+++ Provided material +++
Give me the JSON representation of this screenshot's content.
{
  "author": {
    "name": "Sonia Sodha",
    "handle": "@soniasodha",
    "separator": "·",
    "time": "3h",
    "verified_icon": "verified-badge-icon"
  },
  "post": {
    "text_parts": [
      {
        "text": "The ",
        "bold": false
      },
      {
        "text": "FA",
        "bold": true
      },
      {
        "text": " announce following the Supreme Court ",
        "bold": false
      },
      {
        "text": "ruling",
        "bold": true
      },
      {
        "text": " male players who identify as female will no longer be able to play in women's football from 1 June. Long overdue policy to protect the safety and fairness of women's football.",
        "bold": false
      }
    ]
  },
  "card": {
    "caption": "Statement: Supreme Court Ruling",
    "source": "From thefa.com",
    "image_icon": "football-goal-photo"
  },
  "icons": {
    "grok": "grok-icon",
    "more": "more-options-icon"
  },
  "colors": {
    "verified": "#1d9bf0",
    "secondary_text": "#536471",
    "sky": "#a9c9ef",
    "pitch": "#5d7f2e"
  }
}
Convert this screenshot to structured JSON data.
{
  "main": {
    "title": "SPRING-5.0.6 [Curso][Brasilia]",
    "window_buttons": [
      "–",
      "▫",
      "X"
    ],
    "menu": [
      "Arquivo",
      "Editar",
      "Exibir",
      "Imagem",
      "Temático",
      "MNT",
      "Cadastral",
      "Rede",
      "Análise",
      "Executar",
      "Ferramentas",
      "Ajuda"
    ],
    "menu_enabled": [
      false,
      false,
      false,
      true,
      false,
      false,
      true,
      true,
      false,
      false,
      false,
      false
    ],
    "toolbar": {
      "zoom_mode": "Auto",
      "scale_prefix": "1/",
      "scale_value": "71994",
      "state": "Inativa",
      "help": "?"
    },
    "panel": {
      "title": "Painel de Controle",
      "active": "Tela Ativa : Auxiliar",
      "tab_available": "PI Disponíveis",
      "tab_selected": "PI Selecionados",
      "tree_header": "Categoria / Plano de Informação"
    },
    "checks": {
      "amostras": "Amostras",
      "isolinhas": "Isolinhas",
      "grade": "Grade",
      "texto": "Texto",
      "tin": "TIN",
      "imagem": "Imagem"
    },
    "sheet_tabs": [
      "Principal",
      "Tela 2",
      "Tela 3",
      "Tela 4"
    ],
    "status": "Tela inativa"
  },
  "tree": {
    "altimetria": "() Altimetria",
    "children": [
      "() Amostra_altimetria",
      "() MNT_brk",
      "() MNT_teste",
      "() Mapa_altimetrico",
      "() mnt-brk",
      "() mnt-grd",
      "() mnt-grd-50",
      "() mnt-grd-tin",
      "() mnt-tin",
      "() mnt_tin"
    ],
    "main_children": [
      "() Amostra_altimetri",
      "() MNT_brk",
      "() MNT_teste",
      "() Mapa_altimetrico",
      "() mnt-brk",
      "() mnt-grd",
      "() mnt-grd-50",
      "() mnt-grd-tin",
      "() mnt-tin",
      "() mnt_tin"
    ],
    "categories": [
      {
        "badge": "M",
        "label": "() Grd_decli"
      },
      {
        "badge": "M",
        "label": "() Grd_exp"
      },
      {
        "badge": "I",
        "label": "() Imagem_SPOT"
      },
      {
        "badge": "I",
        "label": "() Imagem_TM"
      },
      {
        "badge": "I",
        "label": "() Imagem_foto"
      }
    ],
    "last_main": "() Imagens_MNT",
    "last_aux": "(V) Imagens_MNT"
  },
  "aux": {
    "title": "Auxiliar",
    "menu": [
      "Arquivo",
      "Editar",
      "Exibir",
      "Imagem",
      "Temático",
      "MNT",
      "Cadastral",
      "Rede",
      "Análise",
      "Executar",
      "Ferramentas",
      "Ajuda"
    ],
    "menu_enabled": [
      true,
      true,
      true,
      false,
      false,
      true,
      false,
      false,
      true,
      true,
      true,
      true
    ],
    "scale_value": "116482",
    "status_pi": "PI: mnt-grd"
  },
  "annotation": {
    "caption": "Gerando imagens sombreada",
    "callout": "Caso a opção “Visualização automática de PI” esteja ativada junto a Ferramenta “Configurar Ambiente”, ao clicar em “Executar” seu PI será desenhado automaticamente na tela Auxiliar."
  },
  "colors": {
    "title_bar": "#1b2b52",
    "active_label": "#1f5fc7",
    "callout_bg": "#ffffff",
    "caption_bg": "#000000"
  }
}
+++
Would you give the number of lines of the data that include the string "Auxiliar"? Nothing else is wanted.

3